Alternatively: Chicken Soup for the Customer’s Soul
It’s time to start thinking about the value of intent based marketing differently. The idea itself isn’t new, but now the data is finally there for people to solve their business problems.
What is your customer experience like if you could walk into a diner feeling under the weather, and are immediately offered chicken soup? Online companies don’t have to lose that personal touch.
You can improve your buyer’s journey by optimizing results to find specific answers to specific questions. But those are hard to predict. Rather than optimizing the result, how can you optimize the experience — the full journey, whatever it might look like?
These are questions that need answers. Because the reality is: you compete with all the experiences your customers have everywhere online. When a customer goes to Amazon and has a great search experience, they ask — why doesn’t everyone work this way? Your competition isn’t just other B2B companies, it’s Amazon too. High standards and a poor experience will send visitors looking somewhere else — anywhere else.
The data you gain from having a better site search lets you optimize the rest of the experience. Websites can be intelligent when this data is put to work. Do people who buy chicken soup also usually buy herbal tea? Desserts? Your data knows, and your site can make suggestions.
1:20 Intent based marketing is new again
11:45 Your competition is the whole internet
16:48 Search is intent, fundamentally
19:05 How do you utilize data to improve the customer journey?
Just past Fish Creek Campground, a gravel, two-track wanders off into the wilderness of Glacier National Park. At the head of the road there are several warning signs about the perils of backcountry travel. Bears. Mountain Lions. Falling trees. There are also unlisted perils — flat tires, dehydration, fire, and the various demons that live in our imagination when we venture into wild places. There’s a lot of unknown down that track but that’s where we’re going, so we drove on.
The age of digital marketing is defined by data. Data has quickly become one of the most valuable assets a business can have, and businesses are willing to invest a ton of resources into market research and collecting data about target demographics. Yet far too often businesses fail to collect the data that customers willingly give them.
Site search is the most underrated and underfunded part of the sales process. Up to 50 percent of customers use site search–but most companies don’t have resources dedicated to improving their search. A significant part of the problem is that many decision makers are confused by site search and don’t know where to start.
In this free 60 minute webinar, four site search experts discuss:
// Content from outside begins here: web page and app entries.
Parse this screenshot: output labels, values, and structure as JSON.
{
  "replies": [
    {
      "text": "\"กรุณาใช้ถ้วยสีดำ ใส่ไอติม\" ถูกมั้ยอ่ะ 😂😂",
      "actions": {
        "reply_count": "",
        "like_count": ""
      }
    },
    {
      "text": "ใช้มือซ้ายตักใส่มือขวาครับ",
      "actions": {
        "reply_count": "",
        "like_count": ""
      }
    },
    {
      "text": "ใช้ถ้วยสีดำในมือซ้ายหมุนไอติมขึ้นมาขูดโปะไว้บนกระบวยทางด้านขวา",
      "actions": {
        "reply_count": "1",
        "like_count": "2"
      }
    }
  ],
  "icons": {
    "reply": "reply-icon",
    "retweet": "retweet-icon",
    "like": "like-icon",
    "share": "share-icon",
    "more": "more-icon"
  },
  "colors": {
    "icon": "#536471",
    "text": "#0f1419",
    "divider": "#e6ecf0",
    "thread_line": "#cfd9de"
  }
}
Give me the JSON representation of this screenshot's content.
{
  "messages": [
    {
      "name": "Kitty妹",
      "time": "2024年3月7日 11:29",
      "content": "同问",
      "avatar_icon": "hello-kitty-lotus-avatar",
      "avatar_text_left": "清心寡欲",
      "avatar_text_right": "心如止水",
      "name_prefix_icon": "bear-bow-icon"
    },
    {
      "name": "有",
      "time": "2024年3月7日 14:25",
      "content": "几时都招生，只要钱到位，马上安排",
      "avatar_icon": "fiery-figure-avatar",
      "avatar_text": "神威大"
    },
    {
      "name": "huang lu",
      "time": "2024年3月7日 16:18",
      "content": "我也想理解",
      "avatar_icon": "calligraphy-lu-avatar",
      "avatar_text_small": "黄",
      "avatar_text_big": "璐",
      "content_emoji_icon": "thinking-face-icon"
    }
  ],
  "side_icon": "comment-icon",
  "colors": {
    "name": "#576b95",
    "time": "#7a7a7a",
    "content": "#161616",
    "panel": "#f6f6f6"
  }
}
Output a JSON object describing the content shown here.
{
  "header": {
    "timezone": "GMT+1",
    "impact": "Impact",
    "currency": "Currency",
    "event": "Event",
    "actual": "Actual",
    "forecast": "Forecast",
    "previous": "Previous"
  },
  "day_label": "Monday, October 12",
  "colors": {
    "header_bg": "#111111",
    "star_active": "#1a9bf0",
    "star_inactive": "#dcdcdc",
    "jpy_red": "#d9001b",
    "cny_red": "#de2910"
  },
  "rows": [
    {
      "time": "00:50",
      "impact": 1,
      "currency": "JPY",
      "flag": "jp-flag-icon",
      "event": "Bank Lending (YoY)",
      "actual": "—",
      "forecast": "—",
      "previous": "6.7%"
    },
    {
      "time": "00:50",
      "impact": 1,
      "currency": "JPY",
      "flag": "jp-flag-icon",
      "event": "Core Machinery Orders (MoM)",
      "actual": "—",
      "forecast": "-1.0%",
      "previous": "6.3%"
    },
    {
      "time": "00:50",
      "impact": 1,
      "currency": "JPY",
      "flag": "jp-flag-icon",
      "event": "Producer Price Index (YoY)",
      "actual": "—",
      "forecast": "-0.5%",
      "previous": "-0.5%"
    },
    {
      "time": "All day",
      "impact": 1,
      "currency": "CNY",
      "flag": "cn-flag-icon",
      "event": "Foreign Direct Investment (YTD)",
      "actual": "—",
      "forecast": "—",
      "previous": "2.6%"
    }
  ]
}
The importance and value of site search
Ways to assess your company’s site search
Approaches to improve your company’s site search
SoloSegment CEO Steve Zakur and Chief Strategist Mike Moran have worked in search for decades and join this webinar to share crucial insights on measuring and improving your site search. SoloSegment specializes in measuring site search analytics to help clients measure their site search and use those measurements to significantly improve their conversions and sales.
If you only have 5 minutes to spare, skip ahead to 26:10 where Mike provides two compelling answers about site search value.
The calculation of ROI (Return on Investment) is a critical step of the business decision making process. It can also be the most intimidating step. Even those who sat through Finance 101 and understand the concepts of ROI calculation may not fully understand how to do it in practice. Fortunately, we’ve had a lot of experience in using this tool, especially in calculating the ROI of site search improvements.
Determining what to do and how to make the most money doing it would seem to be reason enough for calculating ROI. But there’s another, almost equally important reason. Communicating the returns on business decisions is the language of business. You’ll need this information to convince the IT and Finance guys to make the investment. But (ironically) many businesses fail to put the proper time, resources, and methodology to determining ROI, and end up allocating their resources poorly. Site search is a great example of this problem.
Even though up to 50 percent of your customers use your site search, I bet you don’t have technical and human resources dedicated to it. That’s something that needs to be remedied. You’re leaving money on the table. You need to build great partnerships with stakeholders from across business functions to change the status quo and you need to be able to express the need for change in terms of value. Fortunately, you don’t have to have an MBA to figure out the value. Here’s the steps you need to be taking in your ROI process.
According to Forrester, the percentage of B2B buyers who prefer to do research online increased from 53% in 2015 to 68% in 2017. But it’s not just pre-sales research. Accenture’s research indicates that when you look at the end-to-end buying process, 94% of buyers do online research. The digital shift has completely transformed B2C buying behaviors, and while B2B has been more resistant to the shift, those changes are coming.
To take advantage of this trend, successful digital sales leaders will recalibrate where resources and management attention is focused. Sales Reps will continue to be a key part of the B2B sales process, especially during the final phases of high consideration purchases. But online capabilities, especially during the research phase, needs a better seat at your sales table.
The biggest roadblock to fixing your site search is recognizing that you have a problem. Many business owners will brush site search off as unimportant, and even when they know their site search is broken, they will put it off and tell themselves they’ll “fix it soon.” It’s common for our prospects to be skeptical on the real value of improving site search, but the facts are clear.